From the opening chords of “Ma Noimar” to the closing “Aheym”, starting with Lorin’s superlative voice, what we have here is a “typical” Shepherd’s mix of traditional and newly composed Yiddish and Russian songs with klezmer and southern Mediterranean music. If you have been following Polina and Merlin for the last couple of decades, you know of her amazing voice and piano playing, and his incredible clarinet playing. Dip into “Ay-yay-yay,” which begins, doina-ish with a solo by Merlin, then adds Polina’s voice, and then Lorin’s, one gets a first sense of how natural and new their voices and instruments sound together. Listening to Lorin’s voice on songs such as “Viglid” (lullaby or the following “Keyn fligl hob ikh nit” (without wings), this time harmonizing with Polina, is to experience two voices that were made to sing together. Even on what should be a typical drinking song, “Di bekhers mit vayn,” they trio find ways to go beyond, in celebration.
Best, much of this is new material.

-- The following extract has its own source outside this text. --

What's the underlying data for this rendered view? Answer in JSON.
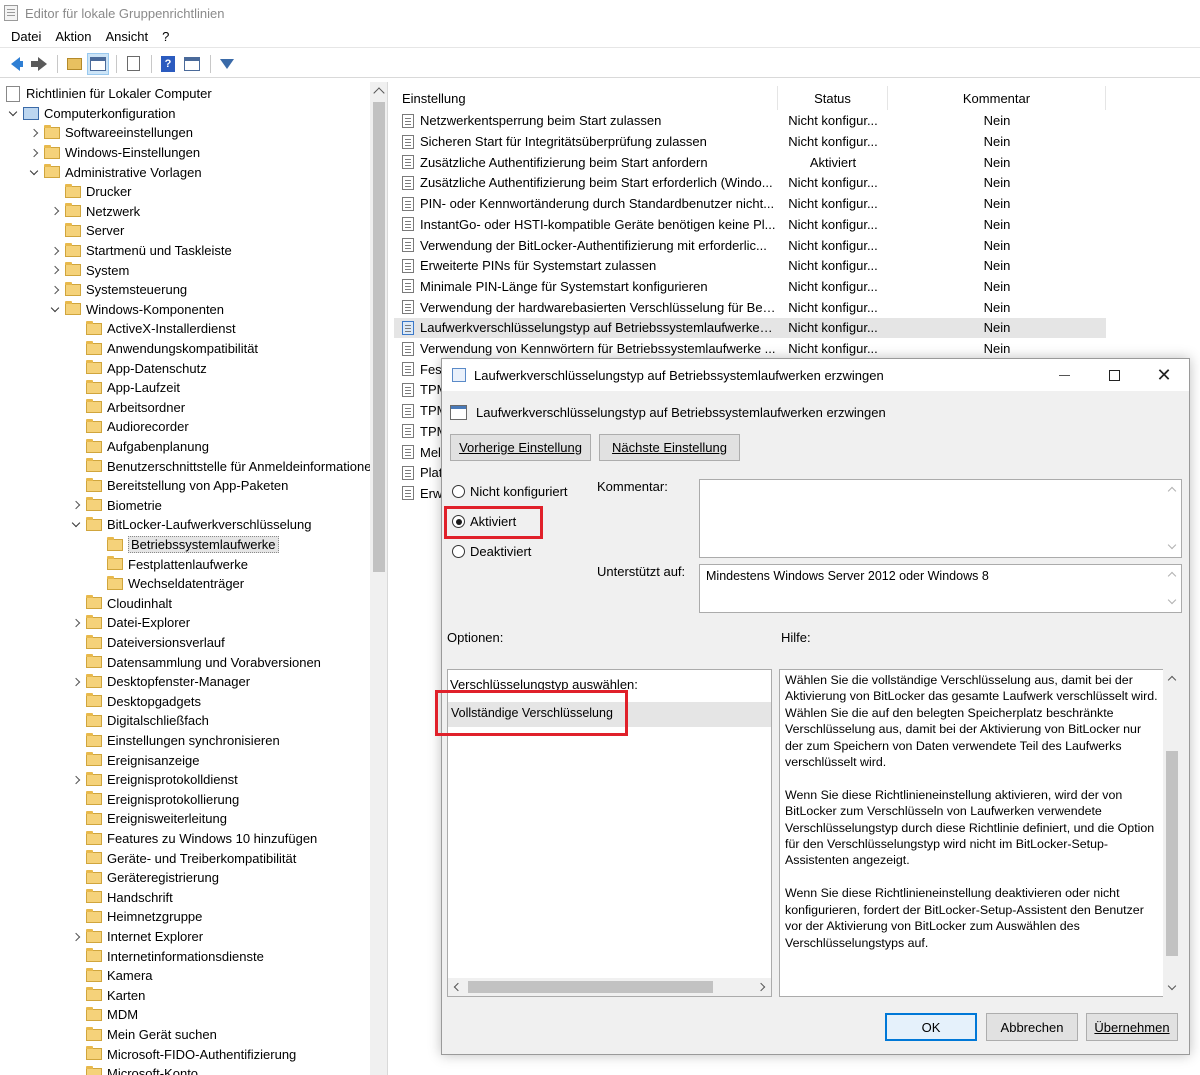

Whether setting old poems to music, or composing entirely new pieces (in Yiddish, Russian, or pure klezmer), the Shepherds show a path for new klezmer and Yiddish (and Russian) going beyond folk traditions to the creation of new art song, as on “Sankt Besht” (Saint Balshemtov), in which nign and art song meld into something special. The words are excellent. These are the artists to do it. Needless to say (but being a reviewer, I’ll write it anyway), Merlin’s compositions, especially the solo “Daybreak” pair, are stunning (the second features the entire trio). When I first met him 20 years ago at KlezKamp he was already an outstanding clarinet player. He has only gotten better and deeper, since.
I walk at a slow, quiet pace. Each breath brings me closer to peace. Softly and steadily I feel my way home… Home… Strangely, painfully and with sadness a faraway light glimmers. I quicken my steps, let my fear go and fly up. Home… Home. (translation of lyrics from the closing, eponymous song, “Aheym”)
Now, in an ideal world, this recording will also help bring the Shepherds to North America more frequently, to everyone’s pleasure. Pick up or download copies of this recording at the convenient emporium nearest you (or your computer) soonest, surround yourself in the music, and let’s make that inevitable.
Songlines Magazine Spring 2016
“There has been a rising tide of new Yiddish music in recent years, and the latest to ride the crest of the wave are Sklamberg & the Shepherds with their first collaborative release aheym/homeward.
New York- based Lorin Sklamberg has had an immeasurable impact on the global Jewish music scene since the beginning of the Klezmer Revival. His instantly recognizable vocal style and musicianship, as well as his reputation as a leading Ethnomusicologist have put him at the top of the Klezmer scene for decades. The UK- based husband/wife duo Polina and Merlin Shepherd have won acclaim for their worldwide concert performances and recordings. Polina is a highly regarded vocalist in multiple languages, and Merlin is among the top Clarinetists in the world today.
Seth Rogovoy, authour, The Essential Klezmer in December 2015: